Tami has confirmed that Windows 8 is on track to Release to Manufacturing (RTM) in the first week of August and enterprise customers with Software Assurance benefits will have full access to Windows 8 bits as early as August. Microsoft will be turning on the commerce platform for developers at the same time as the RTM is released so that developers can start earning money from their apps.
Tami then announced that Windows 8 will reach general availability by the end of October this year meaning that new Windows 8 and Windows RT PCs will be available to purchase and you’ll also be able to upgrade your OS. Windows 8 will be available in 109 languages across 231 markets worldwide.
Now, you’d think that with the imminent release of Windows 8 you would see the number of Windows 7 licenses sold declining, but Tami went on to say that it is in actual fact continuing to grow.
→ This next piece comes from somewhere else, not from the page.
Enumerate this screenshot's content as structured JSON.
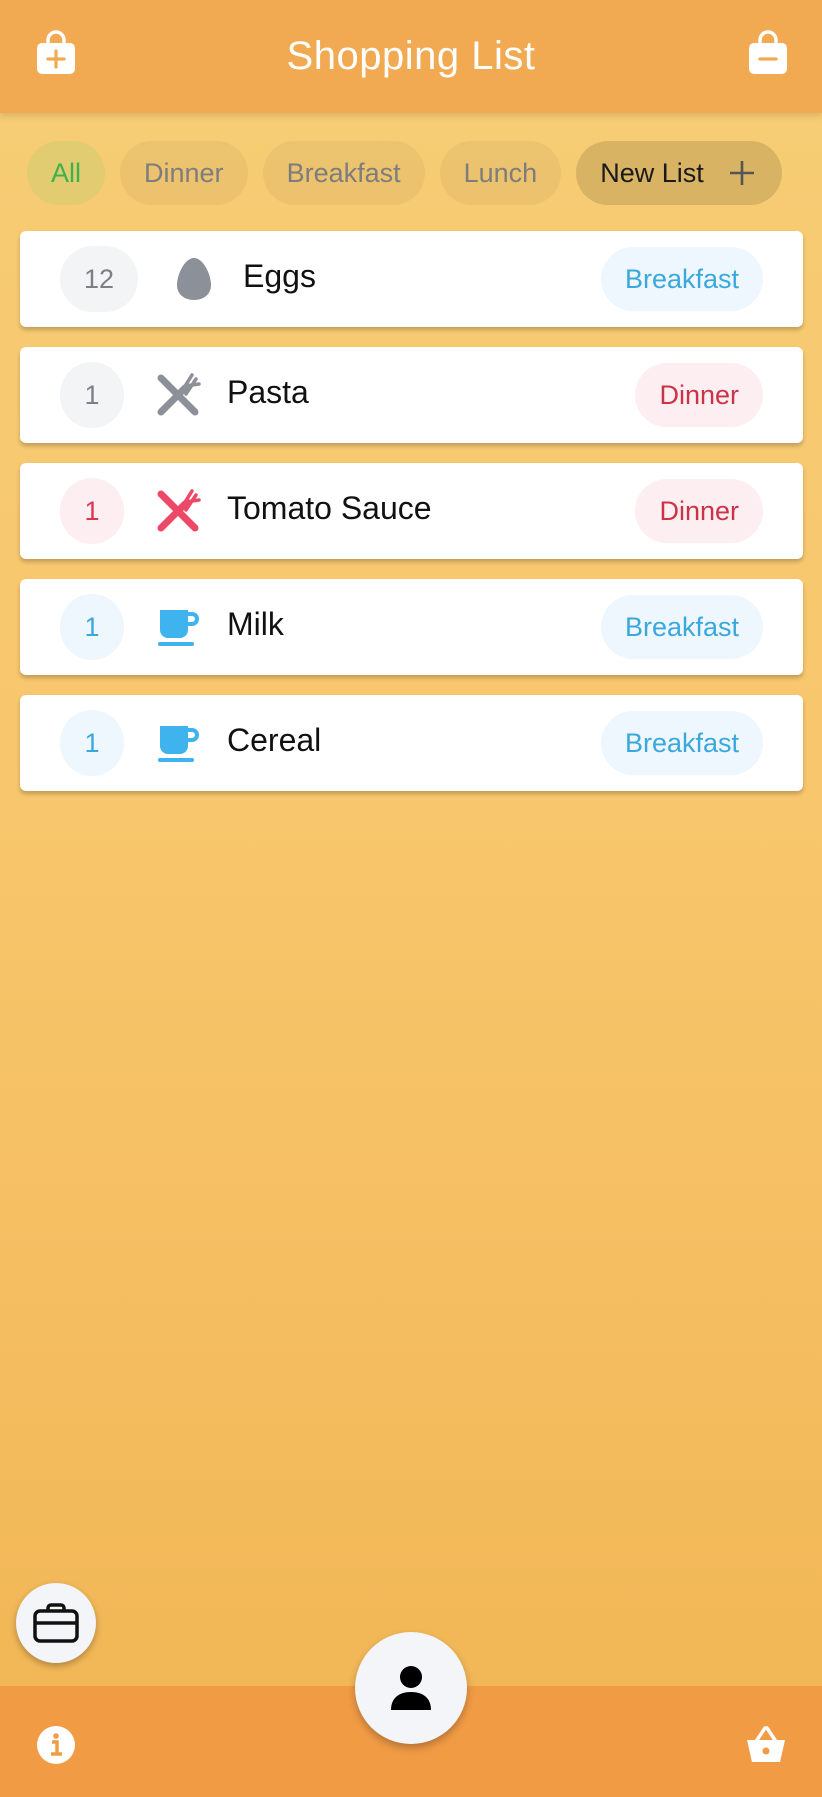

More than 630 million licenses have now been sold worldwide to date and more than half of enterprise desktops are now running Windows 7.
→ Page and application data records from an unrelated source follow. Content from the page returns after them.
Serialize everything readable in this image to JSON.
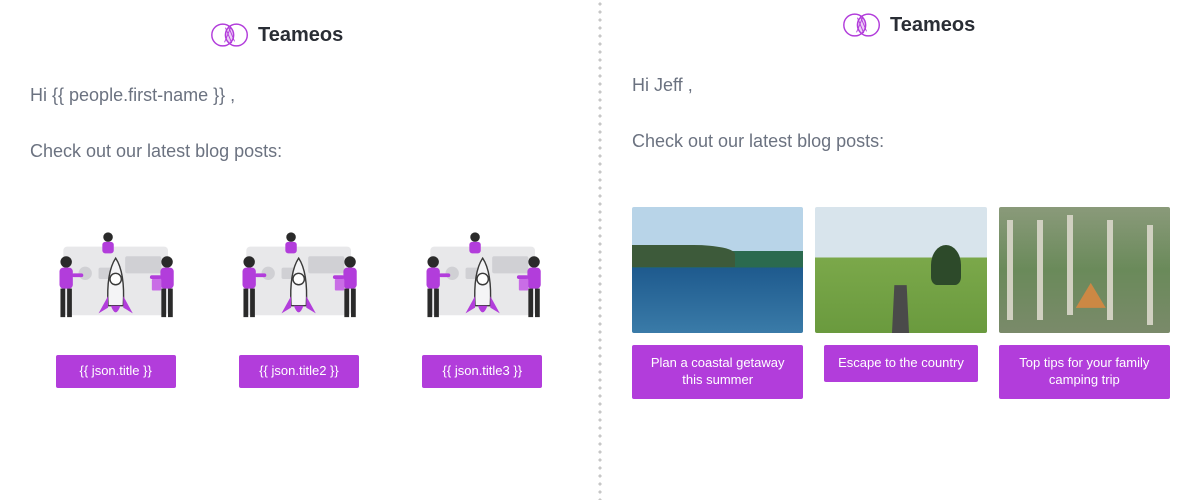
{
  "brand": {
    "name": "Teameos"
  },
  "left": {
    "greeting": "Hi {{ people.first-name }} ,",
    "intro": "Check out our latest blog posts:",
    "cards": [
      {
        "title": "{{ json.title }}"
      },
      {
        "title": "{{ json.title2 }}"
      },
      {
        "title": "{{ json.title3 }}"
      }
    ]
  },
  "right": {
    "greeting": "Hi Jeff ,",
    "intro": "Check out our latest blog posts:",
    "cards": [
      {
        "title": "Plan a coastal getaway this summer"
      },
      {
        "title": "Escape to the country"
      },
      {
        "title": "Top tips for your family camping trip"
      }
    ]
  }
}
That’s a pretty incredible announcement for an OS which is nearly three years old and it begs the question as to why Microsoft are pushing ahead with another OS when sales are clearly still growing with Windows 7. I know it’s got the advantage of having better touchscreen capabilities, but wouldn’t it have made sense to push this as 7.5 or RT to slates and tablets and then release another full OS titled Windows 8 for all platforms either a year or two down the line? I think it would certainly allow Microsoft to judge how people accept the new Metro interface and try to gain a market share against the likes of Apple and Android devices before fully integrating touch input into an OS.
Source: Windows Team Blog.
Alexander “AJ” Bridgwood